Joel Spolsky writes in a recent blog entry:
As I worked through the screens that would be needed to allow either party to initiate the process, I realized that Aardvark would be just as useful, and radically simpler, if the helper was required to start the whole process. Making this change in the spec took an hour or two. If we had made this change in code, it would have added weeks to the schedule. I can’t tell you how strongly I believe in Big Design Up Front, which the proponents of Extreme Programming consider anathema. I have consistently saved time and made better products by using BDUF and I’m proud to use it, no matter what the XP fanatics claim. They’re just wrong on this point and I can’t be any clearer than that.
Joel has an interesting perspective on this subject and has written quite eloquently on this and other topics (I highly recommend his books and blog). However, I think he’s just wrong about this. He has a skewed view on software development, having worked at product companies his whole career. Building products is a lot different from building business applications (which is where my experience lies). First, for products, the requirements and design are pretty much made up of a few people’s vision on what the product needs to do. The market place determines if they were right or not. Second, you generally have to do this in secret, especially if you have competitors who will cherry pick your design. Third, you are pretty much required to do a “big bang” deployment, when you ship to customers.
Most business applications aren’t like this. The requirements are very fluid (quite often, the business stakeholders don’t know what they want even well into the process). When done correctly, the process is collaborative across business units and developers, making for a stronger product. Last, you can roll out iterations (even if just to QA and/or acceptance testing) without the big bang.
Joel is using the straw man arguments against XP. Many misinformed naysayers against XP assume that we never think about what we’re doing up front.

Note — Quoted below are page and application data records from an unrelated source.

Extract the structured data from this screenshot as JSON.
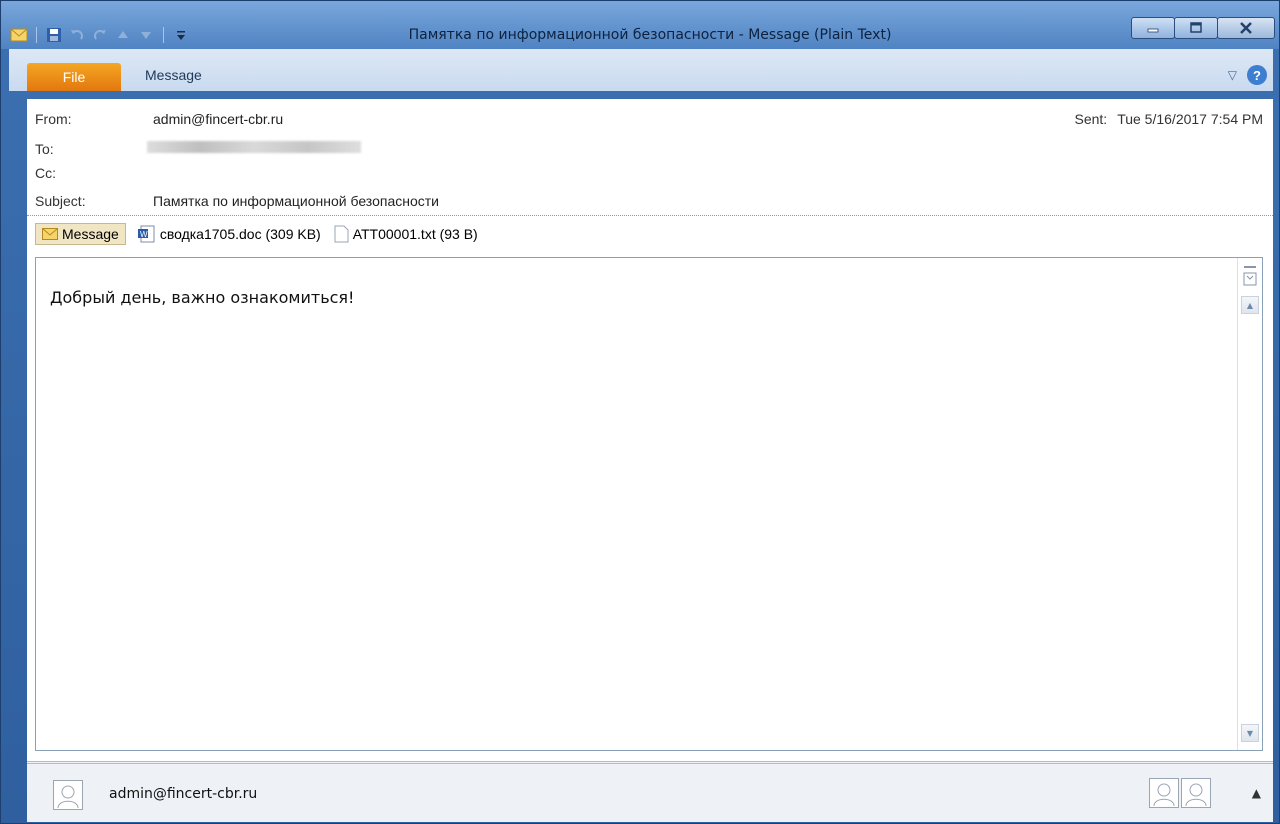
{
  "window": {
    "title": "Памятка по информационной безопасности  -  Message (Plain Text)"
  },
  "ribbon": {
    "file_tab": "File",
    "message_tab": "Message"
  },
  "header": {
    "from_label": "From:",
    "from_value": "admin@fincert-cbr.ru",
    "to_label": "To:",
    "cc_label": "Cc:",
    "subject_label": "Subject:",
    "subject_value": "Памятка по информационной безопасности",
    "sent_label": "Sent:",
    "sent_value": "Tue 5/16/2017 7:54 PM"
  },
  "attachments": {
    "message_label": "Message",
    "items": [
      {
        "label": "сводка1705.doc (309 KB)",
        "icon": "word-doc-icon"
      },
      {
        "label": "ATT00001.txt (93 B)",
        "icon": "text-file-icon"
      }
    ]
  },
  "body": {
    "text": "Добрый день, важно ознакомиться!"
  },
  "people_pane": {
    "name": "admin@fincert-cbr.ru"
  },
  "colors": {
    "titlebar": "#4f83c2",
    "file_tab": "#e2780f",
    "accent": "#3e7ed1"
  }
}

Of course we do. This same group assumes that there is no coherent architecture for complex XP projects. Just because we’re doing agile development doesn’t mean that we just sit down and hack out code with no planning or forethought. Believe me – I’ve had lots of experience building business software, and Big Design Up Front just plain doesn’t’ work, even when it is done well (I’m fighting it yet again even as we speak). XP delivers better quality software, in shorter times, closer to the ultimate target, which has a fighting chance of actually usefulness.

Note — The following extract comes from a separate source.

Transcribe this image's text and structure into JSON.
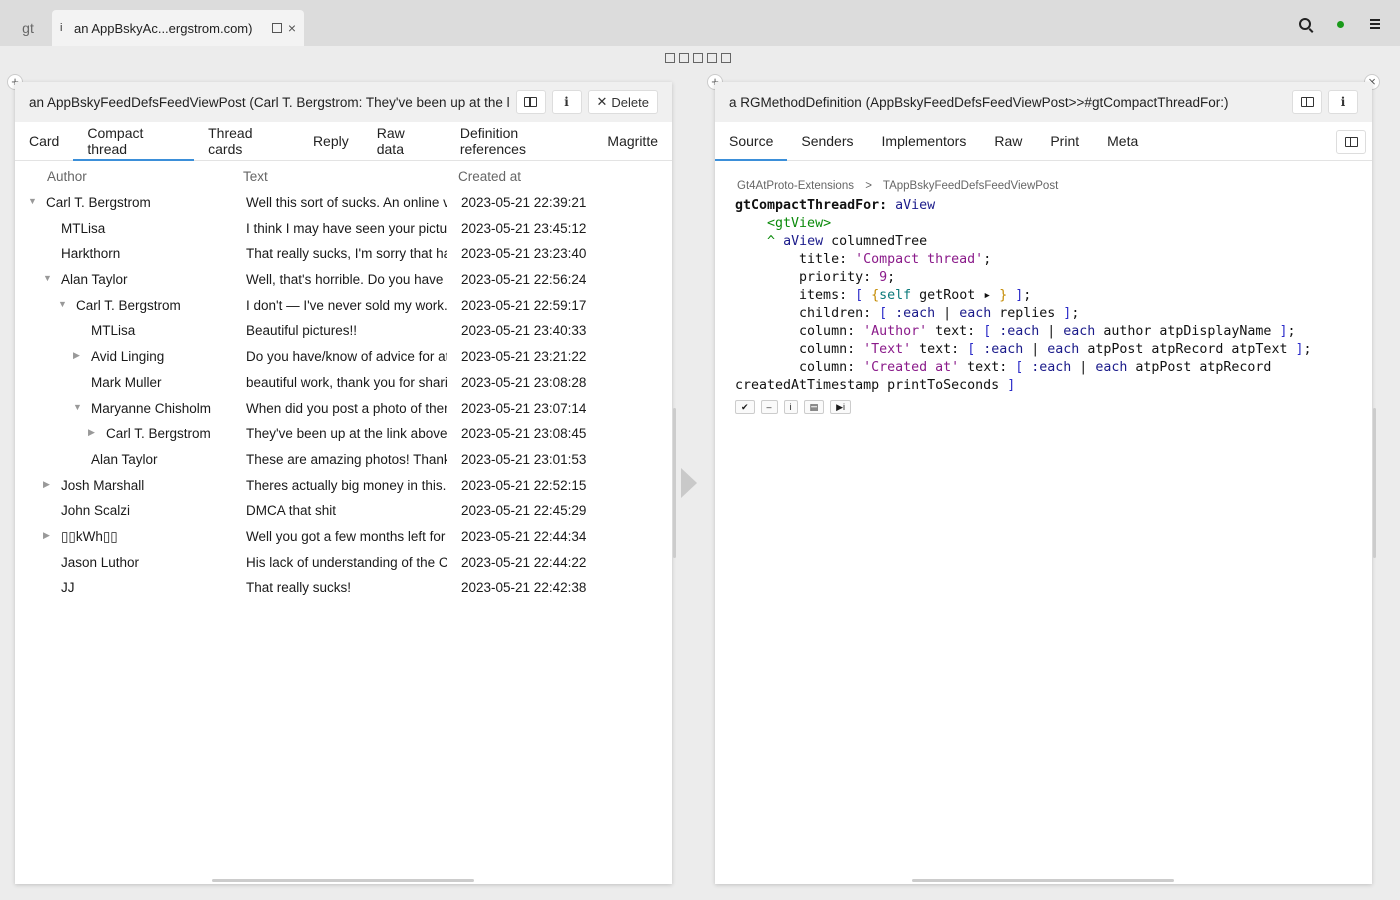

Taking this topic to the logical conclusion, I wonder what would happen if a product company did a full-on agile approach? Building the product based on custom feedback from the early iterations. You would need a patient customer base, willing to comment on the work in progress. I can’t help but believe that, just as in the business software world, you would end up with a better product. How many features could you eliminate in something like Word if it had been developed incrementally? So much useless cruft could be removed from commercial software if product teams listened to their customers while developing the software rather than the complaints after it is done.
Some companies are tiptoeing in this direction. Check out JetBrains Early Access Program for innovative tools like Fabrique and MPS (The Meta Programming System). I think these products will be extraordinary if they can get their target audience to give them feedback. Agile product development – what a concept!